:: The task ::
Copy every entry exactly, but skip the pictures.

:: Dataset excerpts ::
+++

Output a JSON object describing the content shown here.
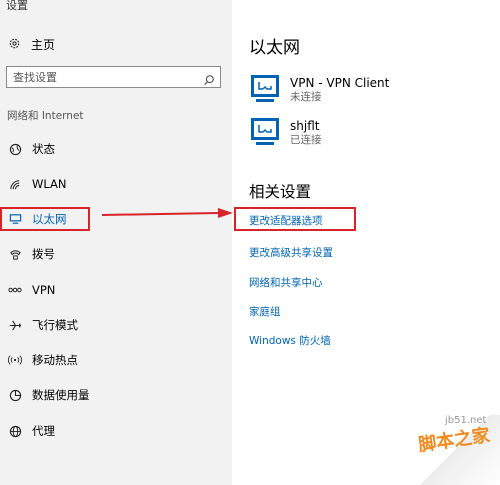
{
  "app": {
    "title": "设置"
  },
  "sidebar": {
    "home_label": "主页",
    "search_placeholder": "查找设置",
    "section_label": "网络和 Internet",
    "items": [
      {
        "label": "状态",
        "icon": "status-globe-icon"
      },
      {
        "label": "WLAN",
        "icon": "wifi-icon"
      },
      {
        "label": "以太网",
        "icon": "ethernet-icon",
        "active": true
      },
      {
        "label": "拨号",
        "icon": "dialup-icon"
      },
      {
        "label": "VPN",
        "icon": "vpn-icon"
      },
      {
        "label": "飞行模式",
        "icon": "airplane-icon"
      },
      {
        "label": "移动热点",
        "icon": "hotspot-icon"
      },
      {
        "label": "数据使用量",
        "icon": "data-usage-icon"
      },
      {
        "label": "代理",
        "icon": "proxy-globe-icon"
      }
    ]
  },
  "main": {
    "title": "以太网",
    "connections": [
      {
        "name": "VPN - VPN Client",
        "status": "未连接"
      },
      {
        "name": "shjflt",
        "status": "已连接"
      }
    ],
    "related_title": "相关设置",
    "links": [
      "更改适配器选项",
      "更改高级共享设置",
      "网络和共享中心",
      "家庭组",
      "Windows 防火墙"
    ]
  },
  "watermark": {
    "site": "jb51.net",
    "brand": "脚本之家"
  },
  "colors": {
    "accent": "#0063b1",
    "annotation": "#d9232a",
    "sidebar_bg": "#f2f2f2"
  }
}
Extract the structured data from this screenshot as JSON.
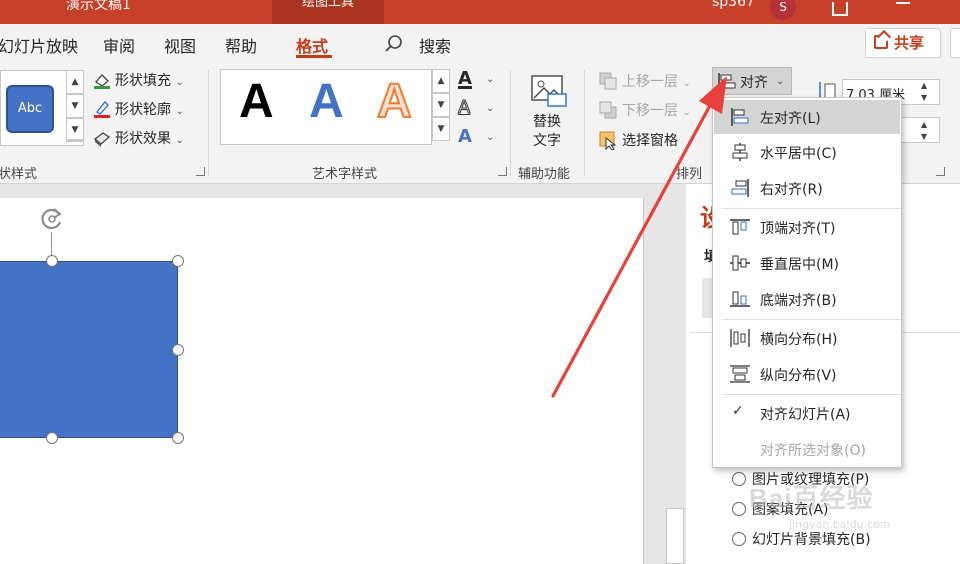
{
  "titlebar": {
    "doc_title": "演示文稿1",
    "context_tab": "绘图工具",
    "user_name": "sp367",
    "avatar_initial": "S",
    "bg_color": "#c6402a"
  },
  "tabs": {
    "slideshow": "幻灯片放映",
    "review": "审阅",
    "view": "视图",
    "help": "帮助",
    "format": "格式",
    "search": "搜索"
  },
  "share_label": "共享",
  "ribbon": {
    "shape_styles": {
      "label": "状样式",
      "sample_text": "Abc",
      "fill": "形状填充",
      "outline": "形状轮廓",
      "effect": "形状效果"
    },
    "wordart": {
      "label": "艺术字样式",
      "sample": "A"
    },
    "accessibility": {
      "label": "辅助功能",
      "alt_text_line1": "替换",
      "alt_text_line2": "文字"
    },
    "arrange": {
      "label": "排列",
      "bring_forward": "上移一层",
      "send_backward": "下移一层",
      "selection_pane": "选择窗格",
      "align": "对齐"
    },
    "size": {
      "height_value": "7.03 厘米"
    }
  },
  "align_menu": {
    "items": [
      {
        "label": "左对齐(L)"
      },
      {
        "label": "水平居中(C)"
      },
      {
        "label": "右对齐(R)"
      },
      {
        "label": "顶端对齐(T)"
      },
      {
        "label": "垂直居中(M)"
      },
      {
        "label": "底端对齐(B)"
      },
      {
        "label": "横向分布(H)"
      },
      {
        "label": "纵向分布(V)"
      },
      {
        "label": "对齐幻灯片(A)"
      },
      {
        "label": "对齐所选对象(O)"
      }
    ],
    "checked_mark": "✓"
  },
  "pane": {
    "title": "设",
    "sub": "填",
    "options": [
      {
        "label": "图片或纹理填充(P)"
      },
      {
        "label": "图案填充(A)"
      },
      {
        "label": "幻灯片背景填充(B)"
      }
    ]
  },
  "watermark": {
    "brand": "Bai百经验",
    "url": "jingyan.baidu.com"
  },
  "colors": {
    "accent": "#c43e1c",
    "shape_fill": "#4472c4",
    "arrow": "#e8403a"
  }
}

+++

:: Final answer ::
Output a JSON object describing the content shown here.
{
  "app": {
    "title": "设置"
  },
  "sidebar": {
    "home_label": "主页",
    "search_placeholder": "查找设置",
    "section_label": "网络和 Internet",
    "items": [
      {
        "label": "状态",
        "icon": "status-globe-icon"
      },
      {
        "label": "WLAN",
        "icon": "wifi-icon"
      },
      {
        "label": "以太网",
        "icon": "ethernet-icon",
        "active": true
      },
      {
        "label": "拨号",
        "icon": "dialup-icon"
      },
      {
        "label": "VPN",
        "icon": "vpn-icon"
      },
      {
        "label": "飞行模式",
        "icon": "airplane-icon"
      },
      {
        "label": "移动热点",
        "icon": "hotspot-icon"
      },
      {
        "label": "数据使用量",
        "icon": "data-usage-icon"
      },
      {
        "label": "代理",
        "icon": "proxy-globe-icon"
      }
    ]
  },
  "main": {
    "title": "以太网",
    "connections": [
      {
        "name": "VPN - VPN Client",
        "status": "未连接"
      },
      {
        "name": "shjflt",
        "status": "已连接"
      }
    ],
    "related_title": "相关设置",
    "links": [
      "更改适配器选项",
      "更改高级共享设置",
      "网络和共享中心",
      "家庭组",
      "Windows 防火墙"
    ]
  },
  "watermark": {
    "site": "jb51.net",
    "brand": "脚本之家"
  },
  "colors": {
    "accent": "#0063b1",
    "annotation": "#d9232a",
    "sidebar_bg": "#f2f2f2"
  }
}
Extract the structured data from this screenshot as JSON.
{
  "titlebar": {
    "doc_title": "演示文稿1",
    "context_tab": "绘图工具",
    "user_name": "sp367",
    "avatar_initial": "S",
    "bg_color": "#c6402a"
  },
  "tabs": {
    "slideshow": "幻灯片放映",
    "review": "审阅",
    "view": "视图",
    "help": "帮助",
    "format": "格式",
    "search": "搜索"
  },
  "share_label": "共享",
  "ribbon": {
    "shape_styles": {
      "label": "状样式",
      "sample_text": "Abc",
      "fill": "形状填充",
      "outline": "形状轮廓",
      "effect": "形状效果"
    },
    "wordart": {
      "label": "艺术字样式",
      "sample": "A"
    },
    "accessibility": {
      "label": "辅助功能",
      "alt_text_line1": "替换",
      "alt_text_line2": "文字"
    },
    "arrange": {
      "label": "排列",
      "bring_forward": "上移一层",
      "send_backward": "下移一层",
      "selection_pane": "选择窗格",
      "align": "对齐"
    },
    "size": {
      "height_value": "7.03 厘米"
    }
  },
  "align_menu": {
    "items": [
      {
        "label": "左对齐(L)"
      },
      {
        "label": "水平居中(C)"
      },
      {
        "label": "右对齐(R)"
      },
      {
        "label": "顶端对齐(T)"
      },
      {
        "label": "垂直居中(M)"
      },
      {
        "label": "底端对齐(B)"
      },
      {
        "label": "横向分布(H)"
      },
      {
        "label": "纵向分布(V)"
      },
      {
        "label": "对齐幻灯片(A)"
      },
      {
        "label": "对齐所选对象(O)"
      }
    ],
    "checked_mark": "✓"
  },
  "pane": {
    "title": "设",
    "sub": "填",
    "options": [
      {
        "label": "图片或纹理填充(P)"
      },
      {
        "label": "图案填充(A)"
      },
      {
        "label": "幻灯片背景填充(B)"
      }
    ]
  },
  "watermark": {
    "brand": "Bai百经验",
    "url": "jingyan.baidu.com"
  },
  "colors": {
    "accent": "#c43e1c",
    "shape_fill": "#4472c4",
    "arrow": "#e8403a"
  }
}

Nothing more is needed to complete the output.